Raising your amiibo to Level 50 should be a simple process, especially with the tips I’ve just given you – but it might take a while. Don’t worry, though, it’ll be worth it! This is the first step to creating a champion. Keep battling your amiibo (while playing by the aforementioned tips) until it reaches Level 50!
Congratulations! Your Peach amiibo is now Level 50, and her initial training is now complete. Your true training has just begun. I was hinting at this before, but you can’t take a newly-Level 50 amiibo, enter it into a tournament, and expect it to do well. No. Like I said, an amiibo needs just as much match experience as any competitive Super Smash Bros. player. I’ve prepared a list of resources and articles to help you improve your Peach amiibo:

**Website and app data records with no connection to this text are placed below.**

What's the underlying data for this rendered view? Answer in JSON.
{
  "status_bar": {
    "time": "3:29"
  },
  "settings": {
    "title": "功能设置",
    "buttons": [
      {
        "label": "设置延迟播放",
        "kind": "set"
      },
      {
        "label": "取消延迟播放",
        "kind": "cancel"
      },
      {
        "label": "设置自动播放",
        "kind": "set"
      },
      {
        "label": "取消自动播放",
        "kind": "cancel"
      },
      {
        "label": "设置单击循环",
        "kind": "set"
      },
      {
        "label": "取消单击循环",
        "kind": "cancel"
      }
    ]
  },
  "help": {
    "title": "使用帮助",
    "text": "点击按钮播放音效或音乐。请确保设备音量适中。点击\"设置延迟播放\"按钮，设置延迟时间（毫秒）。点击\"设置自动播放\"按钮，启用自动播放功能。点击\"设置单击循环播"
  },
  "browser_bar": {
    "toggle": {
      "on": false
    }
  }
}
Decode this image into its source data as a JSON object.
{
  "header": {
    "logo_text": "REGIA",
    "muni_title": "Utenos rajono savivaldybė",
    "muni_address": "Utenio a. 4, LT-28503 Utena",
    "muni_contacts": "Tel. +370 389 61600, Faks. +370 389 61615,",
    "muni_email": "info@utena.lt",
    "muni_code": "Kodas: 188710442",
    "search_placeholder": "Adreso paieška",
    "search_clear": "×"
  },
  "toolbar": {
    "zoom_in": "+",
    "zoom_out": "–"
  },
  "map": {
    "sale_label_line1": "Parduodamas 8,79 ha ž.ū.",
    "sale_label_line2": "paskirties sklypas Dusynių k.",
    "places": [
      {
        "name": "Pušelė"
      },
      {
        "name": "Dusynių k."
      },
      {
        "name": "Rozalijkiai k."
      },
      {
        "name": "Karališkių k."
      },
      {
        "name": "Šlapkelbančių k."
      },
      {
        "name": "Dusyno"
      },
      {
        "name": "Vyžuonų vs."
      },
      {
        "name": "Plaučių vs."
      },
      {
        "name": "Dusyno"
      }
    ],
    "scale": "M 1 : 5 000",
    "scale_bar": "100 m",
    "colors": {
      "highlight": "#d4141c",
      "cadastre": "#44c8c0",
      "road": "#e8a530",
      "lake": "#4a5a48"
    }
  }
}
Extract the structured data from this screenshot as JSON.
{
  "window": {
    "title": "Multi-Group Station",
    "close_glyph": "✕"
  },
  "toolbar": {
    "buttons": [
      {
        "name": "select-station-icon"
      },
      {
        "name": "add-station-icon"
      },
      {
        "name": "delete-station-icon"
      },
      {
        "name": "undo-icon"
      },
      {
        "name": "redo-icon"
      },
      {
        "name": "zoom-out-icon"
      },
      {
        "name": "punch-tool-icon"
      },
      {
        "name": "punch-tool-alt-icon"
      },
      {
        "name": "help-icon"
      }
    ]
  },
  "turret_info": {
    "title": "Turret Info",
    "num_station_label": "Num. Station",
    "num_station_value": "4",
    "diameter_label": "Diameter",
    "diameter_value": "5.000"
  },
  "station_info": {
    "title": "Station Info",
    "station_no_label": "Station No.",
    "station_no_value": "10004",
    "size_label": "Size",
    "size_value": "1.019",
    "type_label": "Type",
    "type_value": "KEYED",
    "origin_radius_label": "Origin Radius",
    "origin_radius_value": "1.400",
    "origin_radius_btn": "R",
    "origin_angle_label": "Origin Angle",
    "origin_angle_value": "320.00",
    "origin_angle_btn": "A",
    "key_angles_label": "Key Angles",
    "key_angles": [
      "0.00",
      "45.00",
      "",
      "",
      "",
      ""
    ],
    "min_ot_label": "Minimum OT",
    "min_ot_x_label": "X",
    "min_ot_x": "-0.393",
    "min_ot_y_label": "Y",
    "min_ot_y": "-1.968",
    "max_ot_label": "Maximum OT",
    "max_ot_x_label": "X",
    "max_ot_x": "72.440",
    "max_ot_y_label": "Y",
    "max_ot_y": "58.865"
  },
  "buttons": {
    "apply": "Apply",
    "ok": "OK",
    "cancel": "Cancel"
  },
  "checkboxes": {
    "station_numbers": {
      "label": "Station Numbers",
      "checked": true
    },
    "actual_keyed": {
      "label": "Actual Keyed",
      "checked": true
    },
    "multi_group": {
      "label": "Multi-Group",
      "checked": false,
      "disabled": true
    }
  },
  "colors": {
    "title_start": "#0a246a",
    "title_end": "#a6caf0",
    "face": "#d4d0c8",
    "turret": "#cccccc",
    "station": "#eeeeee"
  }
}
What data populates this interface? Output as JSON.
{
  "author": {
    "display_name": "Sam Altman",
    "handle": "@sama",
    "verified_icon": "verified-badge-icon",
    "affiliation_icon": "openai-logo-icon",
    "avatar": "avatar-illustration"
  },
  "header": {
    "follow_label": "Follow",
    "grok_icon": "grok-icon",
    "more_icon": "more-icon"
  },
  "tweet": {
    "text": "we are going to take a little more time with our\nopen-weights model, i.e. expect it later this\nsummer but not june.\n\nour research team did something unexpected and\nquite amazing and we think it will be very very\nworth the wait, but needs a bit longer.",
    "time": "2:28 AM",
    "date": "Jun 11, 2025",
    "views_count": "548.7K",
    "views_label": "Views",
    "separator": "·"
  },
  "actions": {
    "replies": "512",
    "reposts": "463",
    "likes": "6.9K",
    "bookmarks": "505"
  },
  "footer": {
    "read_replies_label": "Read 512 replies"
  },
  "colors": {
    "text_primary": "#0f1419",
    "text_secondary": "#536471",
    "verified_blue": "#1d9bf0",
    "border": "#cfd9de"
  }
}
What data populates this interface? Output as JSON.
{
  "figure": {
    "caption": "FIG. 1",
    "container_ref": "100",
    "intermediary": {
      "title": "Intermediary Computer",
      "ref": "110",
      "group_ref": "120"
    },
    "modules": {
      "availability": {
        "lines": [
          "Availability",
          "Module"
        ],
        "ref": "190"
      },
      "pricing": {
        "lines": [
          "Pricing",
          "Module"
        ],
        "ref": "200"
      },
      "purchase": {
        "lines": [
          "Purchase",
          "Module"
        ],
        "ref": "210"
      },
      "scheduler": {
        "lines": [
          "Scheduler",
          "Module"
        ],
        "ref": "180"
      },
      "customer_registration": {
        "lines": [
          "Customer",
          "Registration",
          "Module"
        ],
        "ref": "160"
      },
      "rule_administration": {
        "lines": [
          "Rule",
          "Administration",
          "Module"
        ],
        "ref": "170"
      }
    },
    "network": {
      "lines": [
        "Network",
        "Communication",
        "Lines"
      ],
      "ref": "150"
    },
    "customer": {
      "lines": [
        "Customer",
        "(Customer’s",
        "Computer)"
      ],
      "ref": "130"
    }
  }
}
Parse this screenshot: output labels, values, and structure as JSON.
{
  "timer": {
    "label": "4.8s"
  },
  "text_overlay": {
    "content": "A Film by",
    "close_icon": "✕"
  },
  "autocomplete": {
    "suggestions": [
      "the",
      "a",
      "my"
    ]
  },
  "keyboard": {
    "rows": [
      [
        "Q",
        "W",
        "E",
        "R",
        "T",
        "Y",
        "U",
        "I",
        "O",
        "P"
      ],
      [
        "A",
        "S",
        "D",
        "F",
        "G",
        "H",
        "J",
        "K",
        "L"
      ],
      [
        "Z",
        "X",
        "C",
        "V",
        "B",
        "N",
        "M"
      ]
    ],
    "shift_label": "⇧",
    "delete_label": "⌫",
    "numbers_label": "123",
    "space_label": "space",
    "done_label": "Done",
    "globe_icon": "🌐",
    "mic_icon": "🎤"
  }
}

- Improving your amiibo’s defensive abilities. Top amiibo trainers know that defensive play is the key to victory. It becomes very important for your Level 50 amiibo to be able to block and dodge with impunity, and this guide from me will explain how to improve your amiibo’s defensive ability with just one training session.
- Amiibo Trainer’s monthly guide series. This series talks about stad and bonuses for your amiibo, and training sessions you can do to maximize your amiibo’s use of them.
- Defensive exercises & strategies. On the subject of Amiibo Trainer, the person who runs that site actually wrote an article for the Amiibo Dojo a while back that goes over defensive exercises! Why not give them a try?
- Raising your Amiibo’s EXP. This is a guide from me that talks about the kind of match experience your amiibo will need to become a true tournament contender. It’ll list all the characters you should be prepared for, and how you can gain an advantage over specific “top-tier” amiibo.
Your goal with Peach should be to teach her to play defense and to highlight grabs. This way, she can wear down opponents and finish off with a smash attack or throw.
If you have any questions, or would like some help with your amiibo, I can give you some personal advice. There are multiple ways to get in contact with me – Reddit, Twitter, the Amiibo Dojo Forums, the contact form… oh, and you can email me directly at email@example.com. Is that too many options? It might be. I don’t know.
Still with me? That was a pretty long guide, huh? Well hey, thanks for sticking with me until the very end. Your training is still only beginning, though – like the vast starscape of outer space, amiibo training is endless. There’s always a way to improve. I hope this guide sets all of you Peach trainers on the right path to raising a champion. The road to victory is a long one, but with hard work and determination, you will eventually succeed just as I have.
If you liked this guide, check out the Amiibo Dojo forums. Not only can you discuss amiibo with other trainers, but you’ll get a bunch of perks for signing up (which is completely free, by the way) – exclusive training methods, early access to my guides, the ability to choose what comes next, and more! If you’re into social media, I’m also on Twitter.
Have any questions, comments, or concerns? There’s a section on the Amiibo Dojo forums you can use to ask a question – you don’t even need to sign up to do that! If message boards don’t quite float your boat, you can also fill out this contact form, or email me directly at firstname.lastname@example.org! I mean, I said all of this last section, but it doesn’t hurt to say it again, right?
I may have done the training and the initial guide writing, but I had some help from a few others. This part’s dedicated to thanking them for their assistance!
Secret Password: cobbler